Myth 3: Now that major illnesses have largely disappeared, we really don't need vaccines anymore.
Don't bet on it. Despite our relatively high vaccination rates in the U.S., many American communities still have outbreaks of diseases like measles and pertussis, a respiratory illness characterized by spasms of coughing that can last for weeks or even months. In 2003, 13 children died of the infection.
Unvaccinated children can also spread infection to vulnerable family members. "Those children are more likely to give a disease to those who can't fight it off, such as a six-month-old or a grandparent living at home," says Dr. Saari. The incidence of whooping cough has been increasing since 1980, and the Centers for Disease Control and Prevention recently recommended a pertussis booster shot for 11-year-olds because the risk of passing the disease to a vulnerable relative is so high.
What's more, diseases are spread by people from foreign countries who travel here. "Air travel has extended the range of diseases from countries where people aren't immunized," says Dr. Saari. "We're no more than one airplane ride from being exposed to many diseases."
Myth 4: Vaccines cause autism and other disorders.

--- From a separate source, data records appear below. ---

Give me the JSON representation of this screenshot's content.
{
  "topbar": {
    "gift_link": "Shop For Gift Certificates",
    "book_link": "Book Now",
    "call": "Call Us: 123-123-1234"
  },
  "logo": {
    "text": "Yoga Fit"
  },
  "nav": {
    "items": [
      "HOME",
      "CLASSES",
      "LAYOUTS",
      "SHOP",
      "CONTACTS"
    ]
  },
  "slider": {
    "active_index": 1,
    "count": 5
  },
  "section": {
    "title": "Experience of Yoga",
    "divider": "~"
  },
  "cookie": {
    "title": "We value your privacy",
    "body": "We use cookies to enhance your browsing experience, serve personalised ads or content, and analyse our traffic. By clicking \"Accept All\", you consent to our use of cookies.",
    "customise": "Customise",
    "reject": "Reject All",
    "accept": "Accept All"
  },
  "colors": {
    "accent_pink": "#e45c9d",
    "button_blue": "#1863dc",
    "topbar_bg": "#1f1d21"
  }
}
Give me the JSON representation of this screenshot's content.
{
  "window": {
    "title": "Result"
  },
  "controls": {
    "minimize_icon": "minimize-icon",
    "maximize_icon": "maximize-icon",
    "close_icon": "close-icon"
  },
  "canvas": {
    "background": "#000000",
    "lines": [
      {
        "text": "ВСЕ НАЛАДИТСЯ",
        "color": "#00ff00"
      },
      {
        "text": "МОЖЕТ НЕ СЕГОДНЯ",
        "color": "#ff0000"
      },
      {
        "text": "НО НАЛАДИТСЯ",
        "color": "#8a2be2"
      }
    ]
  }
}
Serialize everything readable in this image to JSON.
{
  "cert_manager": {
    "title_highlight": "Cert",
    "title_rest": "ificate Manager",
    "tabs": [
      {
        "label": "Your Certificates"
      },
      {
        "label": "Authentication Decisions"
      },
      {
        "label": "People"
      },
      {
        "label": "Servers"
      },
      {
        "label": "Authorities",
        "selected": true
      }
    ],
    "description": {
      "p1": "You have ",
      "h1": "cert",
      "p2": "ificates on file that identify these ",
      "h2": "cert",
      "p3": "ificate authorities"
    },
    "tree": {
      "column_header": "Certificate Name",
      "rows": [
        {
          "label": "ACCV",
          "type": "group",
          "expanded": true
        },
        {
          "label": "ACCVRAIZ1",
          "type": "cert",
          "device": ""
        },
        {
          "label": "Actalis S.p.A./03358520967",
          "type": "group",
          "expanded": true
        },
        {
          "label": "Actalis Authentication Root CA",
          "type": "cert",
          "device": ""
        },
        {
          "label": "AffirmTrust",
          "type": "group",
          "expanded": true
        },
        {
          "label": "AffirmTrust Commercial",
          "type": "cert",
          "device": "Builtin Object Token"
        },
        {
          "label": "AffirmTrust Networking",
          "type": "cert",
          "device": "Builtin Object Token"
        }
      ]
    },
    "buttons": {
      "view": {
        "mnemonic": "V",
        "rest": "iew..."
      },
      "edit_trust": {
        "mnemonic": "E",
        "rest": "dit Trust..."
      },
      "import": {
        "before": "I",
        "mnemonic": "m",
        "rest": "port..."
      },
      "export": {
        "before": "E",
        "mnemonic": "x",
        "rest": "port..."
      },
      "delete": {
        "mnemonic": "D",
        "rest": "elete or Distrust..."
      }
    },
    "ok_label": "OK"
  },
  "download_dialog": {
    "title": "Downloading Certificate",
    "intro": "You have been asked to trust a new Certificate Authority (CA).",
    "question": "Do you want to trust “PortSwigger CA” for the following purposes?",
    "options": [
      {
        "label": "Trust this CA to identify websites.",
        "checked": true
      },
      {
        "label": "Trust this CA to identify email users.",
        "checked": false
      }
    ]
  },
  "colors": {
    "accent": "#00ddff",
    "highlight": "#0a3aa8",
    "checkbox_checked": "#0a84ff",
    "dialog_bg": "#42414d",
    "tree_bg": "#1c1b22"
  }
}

Concerns about a link between a combination vaccine for measles, mumps, and rubella -- called the MMR vaccine -- and the developmental disorder autism got kicked up by a case report from England seven years ago. But it has been roundly discredited. The notion has persisted because autism tends to emerge around the time that the vaccine is given -- when a child is a year old. Experts stress, however, that this does not mean the vaccine caused the problem. "Not only is there no evidence that it causes autism, there's evidence that it doesn't cause autism," Dr. Offit says. "In fact, there have been 14 studies that show your risk of getting autism isn't any different if you got the MMR vaccine or if you didn't."
The Institute of Medicine backed up that conclusion in a report issued last summer. Worries linger, Dr. Offit adds, because "it's hard to unring the bell. People reasonably assume that if there is nothing to it, why was there so much smoke?" Parents have expressed similar fears about vaccines and the incidence of sudden infant death syndrome (SIDS). "Numerous vaccines are given to little babies over that first year, just when a lot of developmental changes are occurring," says Dr. Edwards. "If something happens around the time a vaccine is given, it's easy to think the vaccine caused it."